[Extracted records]
--------------------

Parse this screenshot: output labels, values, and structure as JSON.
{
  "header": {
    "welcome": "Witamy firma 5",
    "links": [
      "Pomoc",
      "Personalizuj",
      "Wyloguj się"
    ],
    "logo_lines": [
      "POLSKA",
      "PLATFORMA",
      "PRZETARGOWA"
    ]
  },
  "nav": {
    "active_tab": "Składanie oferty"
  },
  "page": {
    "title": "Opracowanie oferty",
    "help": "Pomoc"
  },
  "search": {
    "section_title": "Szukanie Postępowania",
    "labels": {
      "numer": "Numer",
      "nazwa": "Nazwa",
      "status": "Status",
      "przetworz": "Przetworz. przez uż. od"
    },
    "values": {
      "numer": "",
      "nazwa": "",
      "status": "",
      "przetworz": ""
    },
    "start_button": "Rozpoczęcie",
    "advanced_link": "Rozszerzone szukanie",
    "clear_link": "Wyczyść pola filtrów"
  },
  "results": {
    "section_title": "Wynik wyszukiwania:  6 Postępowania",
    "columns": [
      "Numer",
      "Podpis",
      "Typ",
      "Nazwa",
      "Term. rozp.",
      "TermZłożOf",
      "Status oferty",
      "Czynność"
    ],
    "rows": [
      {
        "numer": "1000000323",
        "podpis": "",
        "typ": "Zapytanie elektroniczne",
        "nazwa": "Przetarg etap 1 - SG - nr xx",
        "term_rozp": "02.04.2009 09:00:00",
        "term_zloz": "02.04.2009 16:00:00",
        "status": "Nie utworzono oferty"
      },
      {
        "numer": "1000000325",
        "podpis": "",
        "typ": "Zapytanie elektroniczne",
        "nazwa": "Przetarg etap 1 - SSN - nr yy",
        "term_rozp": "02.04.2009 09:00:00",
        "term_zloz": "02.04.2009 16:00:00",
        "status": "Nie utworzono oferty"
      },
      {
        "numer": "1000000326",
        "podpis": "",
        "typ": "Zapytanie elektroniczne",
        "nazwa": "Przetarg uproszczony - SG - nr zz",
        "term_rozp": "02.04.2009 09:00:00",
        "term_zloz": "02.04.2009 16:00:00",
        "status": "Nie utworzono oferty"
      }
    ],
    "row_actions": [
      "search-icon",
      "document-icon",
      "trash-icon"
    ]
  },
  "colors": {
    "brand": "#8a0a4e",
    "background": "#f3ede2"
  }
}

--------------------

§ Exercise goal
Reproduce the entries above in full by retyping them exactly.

§ Answer
Parse this screenshot: output labels, values, and structure as JSON.
{
  "header": {
    "welcome": "Witamy firma 5",
    "links": [
      "Pomoc",
      "Personalizuj",
      "Wyloguj się"
    ],
    "logo_lines": [
      "POLSKA",
      "PLATFORMA",
      "PRZETARGOWA"
    ]
  },
  "nav": {
    "active_tab": "Składanie oferty"
  },
  "page": {
    "title": "Opracowanie oferty",
    "help": "Pomoc"
  },
  "search": {
    "section_title": "Szukanie Postępowania",
    "labels": {
      "numer": "Numer",
      "nazwa": "Nazwa",
      "status": "Status",
      "przetworz": "Przetworz. przez uż. od"
    },
    "values": {
      "numer": "",
      "nazwa": "",
      "status": "",
      "przetworz": ""
    },
    "start_button": "Rozpoczęcie",
    "advanced_link": "Rozszerzone szukanie",
    "clear_link": "Wyczyść pola filtrów"
  },
  "results": {
    "section_title": "Wynik wyszukiwania:  6 Postępowania",
    "columns": [
      "Numer",
      "Podpis",
      "Typ",
      "Nazwa",
      "Term. rozp.",
      "TermZłożOf",
      "Status oferty",
      "Czynność"
    ],
    "rows": [
      {
        "numer": "1000000323",
        "podpis": "",
        "typ": "Zapytanie elektroniczne",
        "nazwa": "Przetarg etap 1 - SG - nr xx",
        "term_rozp": "02.04.2009 09:00:00",
        "term_zloz": "02.04.2009 16:00:00",
        "status": "Nie utworzono oferty"
      },
      {
        "numer": "1000000325",
        "podpis": "",
        "typ": "Zapytanie elektroniczne",
        "nazwa": "Przetarg etap 1 - SSN - nr yy",
        "term_rozp": "02.04.2009 09:00:00",
        "term_zloz": "02.04.2009 16:00:00",
        "status": "Nie utworzono oferty"
      },
      {
        "numer": "1000000326",
        "podpis": "",
        "typ": "Zapytanie elektroniczne",
        "nazwa": "Przetarg uproszczony - SG - nr zz",
        "term_rozp": "02.04.2009 09:00:00",
        "term_zloz": "02.04.2009 16:00:00",
        "status": "Nie utworzono oferty"
      }
    ],
    "row_actions": [
      "search-icon",
      "document-icon",
      "trash-icon"
    ]
  },
  "colors": {
    "brand": "#8a0a4e",
    "background": "#f3ede2"
  }
}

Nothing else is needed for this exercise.